The 2018 Patrol utilizes metric shock sizing, as well as a Trunnion upper shock mount. Instead of a traditional DU bushing eyelet at the upper end of the shock, there are now two mounting ports on either side of the actual shock body that attach directly to either side of the main rocker link on the frame. Additionally, there are bearings housed in the frame linkage where it mounts to the upper end of the shock, reducing friction significantly compared to a standard DU bushing and traditional mounting hardware. The lower end of the shock uses a traditional eyelet and DU bushing. The Trunnion mount also effectively reduces the overall length of the shock pretty significantly, giving engineers more room to play with when designing frames, which is a big plus and will benefit us all in the long run.
Other highlights include Boost 12x148mm rear dropout spacing, new rattle-free internal cable port covers, molded rubber downtube and chainstay protectors, as well as increased seat tube bore for compatibility with longer dropper posts. Boost dropout spacing has allowed for whopping tire clearance up to 2.8". A threaded 73mm bottom bracket shell is another big plus in our book, as well as collet-style main pivot hardware makes for very easy maintenance.

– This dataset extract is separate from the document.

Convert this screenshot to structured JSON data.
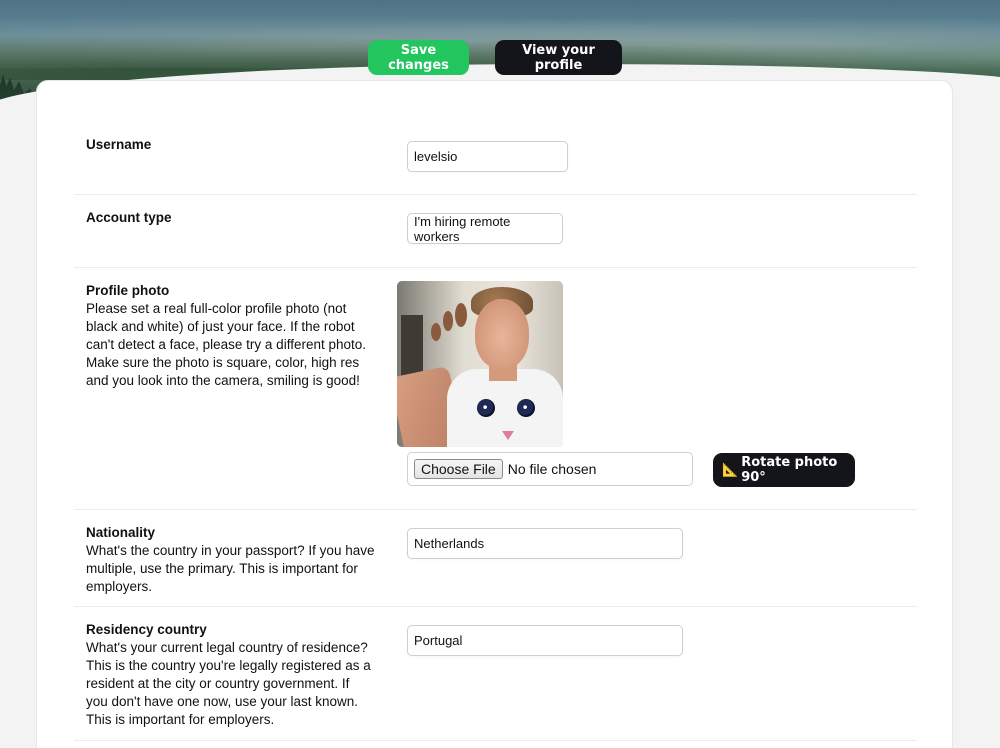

And for those who want to keep the weight off their back, the Patrol has clearance for a full size water bottle inside the front triangle.
The Patrol frame is backed by Transition's 3-year manufacturer warranty.
|Wheel Size:||27.5" Plus27.5"|
|Rear Shock:||Fox Float DPX2 Performance|
|Rear Suspension Travel:||160mm|
|Rear Shock Size:||205mm x 65mm|
|Rear Shock Hardware:||Trunnion Top / 8mm x 25mm Bottom|
|Rear Axle Width:||12x148mm Boost|
|BB Standard:||73mm BSA|
|ISCG Tabs:||ISCG '05 3-Bolt|
|Brake Mount Type:||Post-Mount 180mm|
|Max Rear Rotor Size:||203mm|
|Minimum Chainring Size:||28T|
|Maximum Chainring Size:||34T|
|Seat Post Diameter:||31.6mm|
|Seat Clamp Diameter:||34.9mm|
|Water Bottle Cage Mounts:||One|
cm / ft
|Rider Height (cm)||147 - 157||155 - 170||170 - 180||175 - 190||185 - 198|